I came back to my hometown, but things did not turn out as I thought they would. Complicated story, one I’ll tell somewhat in How Dante Can Save Your Life. The main lesson I learned is that it is folly to expect any kind of utopia in this world. I knew that from the beginning — that is Conservatism 101 — but it’s surprising to dig deep, beneath one’s conscious knowledge, and find that what one thought one believed is not really what one believed.
What I came to see is that traditionalism separated from love becomes a rigid and inhumane ideology — but this is also true of liberalism. There is no political system or arrangement that can make people be good and just. We can only better our odds.

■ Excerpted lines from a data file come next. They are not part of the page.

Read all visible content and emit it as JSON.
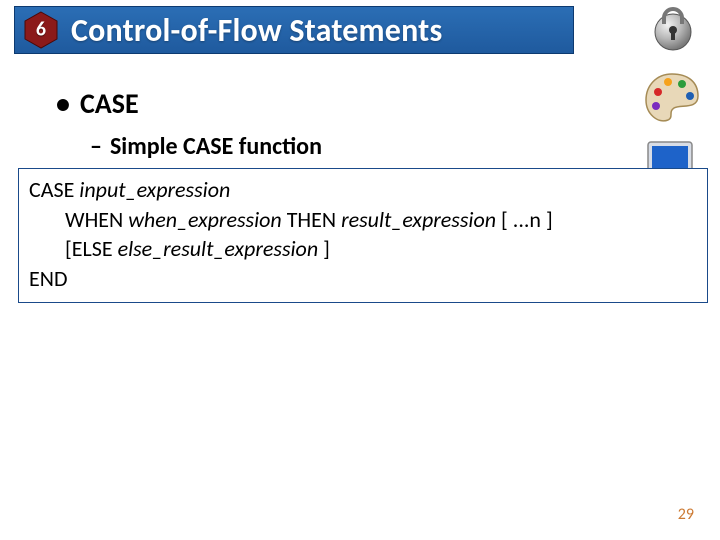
{
  "header": {
    "chapter_number": "6",
    "title": "Control-of-Flow Statements"
  },
  "content": {
    "bullet_main": "CASE",
    "bullet_sub": "Simple CASE function",
    "code": {
      "l1_kw": "CASE ",
      "l1_it": "input_expression",
      "l2_kw1": "WHEN ",
      "l2_it1": "when_expression",
      "l2_kw2": " THEN ",
      "l2_it2": "result_expression",
      "l2_tail": " [ ...n ]",
      "l3_kw1": "[ELSE ",
      "l3_it1": "else_result_expression",
      "l3_tail": " ]",
      "l4": "END"
    }
  },
  "footer": {
    "page_number": "29"
  },
  "icons": {
    "lock": "lock-icon",
    "palette": "palette-icon",
    "monitor": "monitor-icon"
  }
}
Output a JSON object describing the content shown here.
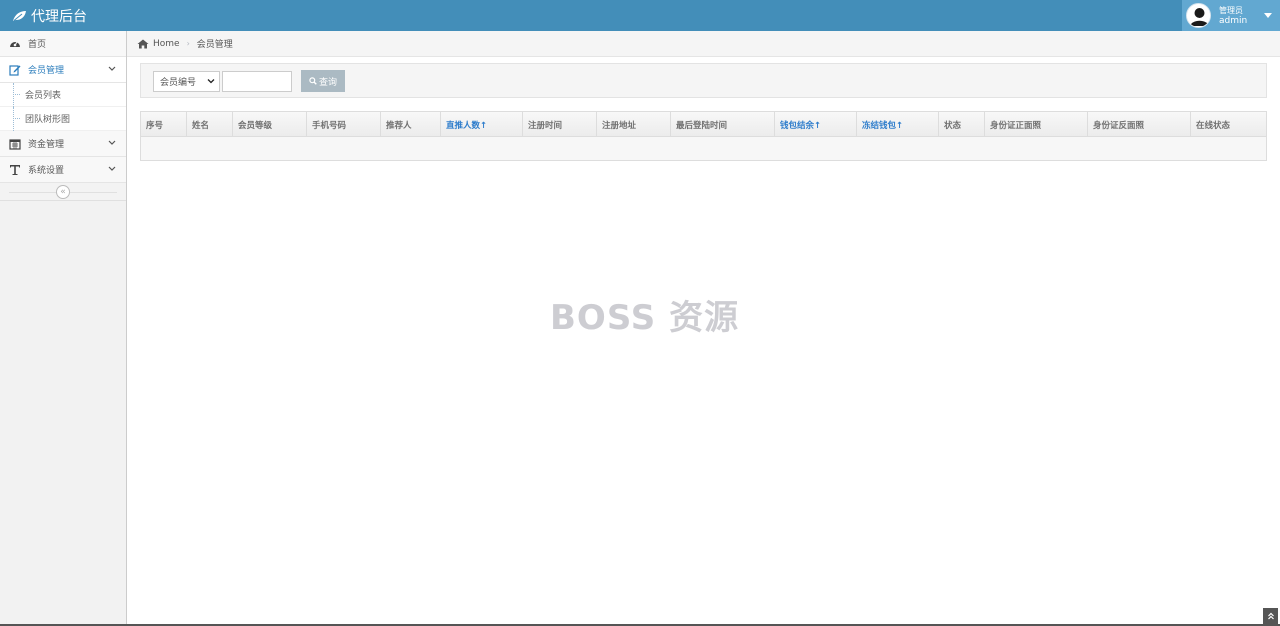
{
  "navbar": {
    "brand": "代理后台",
    "user_role": "管理员",
    "user_name": "admin"
  },
  "sidebar": {
    "items": [
      {
        "label": "首页",
        "icon": "tachometer-icon"
      },
      {
        "label": "会员管理",
        "icon": "edit-icon",
        "active": true,
        "children": [
          {
            "label": "会员列表"
          },
          {
            "label": "团队树形图"
          }
        ]
      },
      {
        "label": "资金管理",
        "icon": "calendar-icon"
      },
      {
        "label": "系统设置",
        "icon": "text-icon"
      }
    ],
    "collapse_glyph": "«"
  },
  "breadcrumb": {
    "home": "Home",
    "current": "会员管理"
  },
  "search": {
    "select_value": "会员编号",
    "input_value": "",
    "query_label": "查询"
  },
  "table": {
    "columns": [
      {
        "label": "序号",
        "sortable": false
      },
      {
        "label": "姓名",
        "sortable": false
      },
      {
        "label": "会员等级",
        "sortable": false
      },
      {
        "label": "手机号码",
        "sortable": false
      },
      {
        "label": "推荐人",
        "sortable": false
      },
      {
        "label": "直推人数↑",
        "sortable": true
      },
      {
        "label": "注册时间",
        "sortable": false
      },
      {
        "label": "注册地址",
        "sortable": false
      },
      {
        "label": "最后登陆时间",
        "sortable": false
      },
      {
        "label": "钱包结余↑",
        "sortable": true
      },
      {
        "label": "冻结钱包↑",
        "sortable": true
      },
      {
        "label": "状态",
        "sortable": false
      },
      {
        "label": "身份证正面照",
        "sortable": false
      },
      {
        "label": "身份证反面照",
        "sortable": false
      },
      {
        "label": "在线状态",
        "sortable": false
      }
    ],
    "rows": []
  },
  "watermark": "BOSS 资源",
  "colors": {
    "navbar": "#438eb9",
    "user_box": "#62a8d1",
    "active_text": "#2b7dbc",
    "sortable_header": "#307ecc",
    "query_button": "#abbac3"
  }
}
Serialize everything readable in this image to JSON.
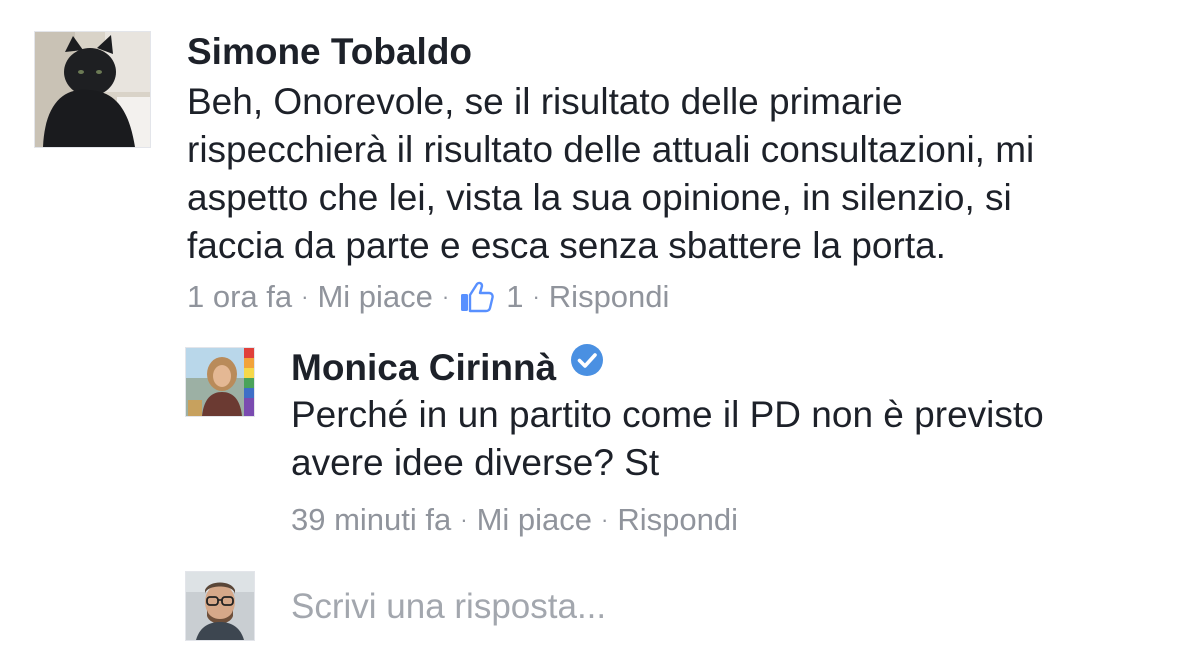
{
  "comment": {
    "author": "Simone Tobaldo",
    "text_lines": [
      "Beh, Onorevole, se il risultato delle primarie",
      "rispecchierà il risultato delle attuali consultazioni, mi",
      "aspetto che lei, vista la sua opinione, in silenzio, si",
      "faccia da parte e esca senza sbattere la porta."
    ],
    "time": "1 ora fa",
    "like_label": "Mi piace",
    "like_count": "1",
    "reply_label": "Rispondi",
    "separator": "·"
  },
  "reply": {
    "author": "Monica Cirinnà",
    "verified": true,
    "text_lines": [
      "Perché in un partito come il PD non è previsto",
      "avere idee diverse? St"
    ],
    "time": "39 minuti fa",
    "like_label": "Mi piace",
    "reply_label": "Rispondi",
    "separator": "·"
  },
  "reply_box": {
    "placeholder": "Scrivi una risposta..."
  },
  "icons": {
    "like": "thumbs-up-icon",
    "verified": "verified-badge-icon"
  },
  "colors": {
    "text": "#1d2129",
    "meta": "#90949c",
    "placeholder": "#a3a7ae",
    "like_blue": "#5890ff",
    "verified_blue": "#4a90e2"
  }
}
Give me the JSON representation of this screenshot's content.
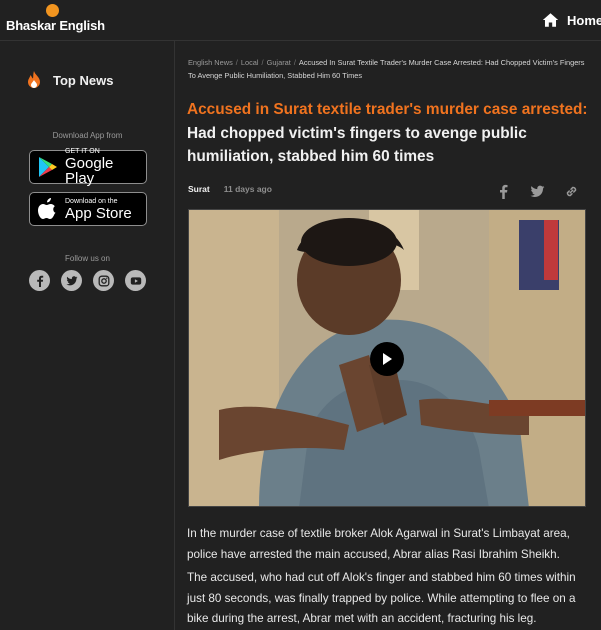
{
  "header": {
    "logo_text": "Bhaskar English",
    "home_label": "Home",
    "home_icon": "home-icon"
  },
  "sidebar": {
    "top_news_label": "Top News",
    "top_news_icon": "fire-icon",
    "download_label": "Download App from",
    "google_play": {
      "small": "GET IT ON",
      "big": "Google Play"
    },
    "app_store": {
      "small": "Download on the",
      "big": "App Store"
    },
    "follow_label": "Follow us on",
    "socials": [
      "facebook-icon",
      "twitter-icon",
      "instagram-icon",
      "youtube-icon"
    ]
  },
  "article": {
    "breadcrumb": [
      "English News",
      "Local",
      "Gujarat",
      "Accused In Surat Textile Trader's Murder Case Arrested: Had Chopped Victim's Fingers To Avenge Public Humiliation, Stabbed Him 60 Times"
    ],
    "headline_accent": "Accused in Surat textile trader's murder case arrested:",
    "headline_rest": " Had chopped victim's fingers to avenge public humiliation, stabbed him 60 times",
    "city": "Surat",
    "time": "11 days ago",
    "share_icons": [
      "facebook-icon",
      "twitter-icon",
      "link-icon"
    ],
    "video_play_icon": "play-icon",
    "paragraphs": [
      "In the murder case of textile broker Alok Agarwal in Surat's Limbayat area, police have arrested the main accused, Abrar alias Rasi Ibrahim Sheikh.",
      "The accused, who had cut off Alok's finger and stabbed him 60 times within just 80 seconds, was finally trapped by police. While attempting to flee on a bike during the arrest, Abrar met with an accident, fracturing his leg."
    ]
  },
  "colors": {
    "background": "#212121",
    "accent": "#f0731f",
    "logo_dot": "#f29520"
  }
}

Sorry that these thoughts are incomplete. I’m still working through a lot of this. I think my own political development goes like this:
1. Young Rod: Liberalism is great, freeing me of the tyranny of roots.
2. Older Rod: Liberalism is seriously problematic, making it very difficult to form and to sustain deep roots.
3. Even Older Rod: Liberalism is seriously problematic, but so is everything else, including traditionalism. We can’t continue as a society to live under liberalism, because it’s tearing us apart, and creating exactly the world Pat Deneen identifies. But all the alternatives seem worse.
To me, the answer, insofar as there can be an answer, is to be found in a more humane and, well, liberal version of traditionalism. But what does that mean? Is it even possible, or is that utopian? After all, tradition that can be endlessly modified is no tradition at all — but a tradition that can never be modified eventually ossifies and dies. Is it possible to think beyond liberalism and individuality, and individual choice as the summum bonum? If not, how do we create structures in the world that make it easier to choose the Good? How can we know the Good in a condition of radical pluralism?
My sense is that we have to seek our answers within the possibilities dictated by liberalism, insofar as there are no more compelling alternatives on offer. Benedict Option stuff, this is.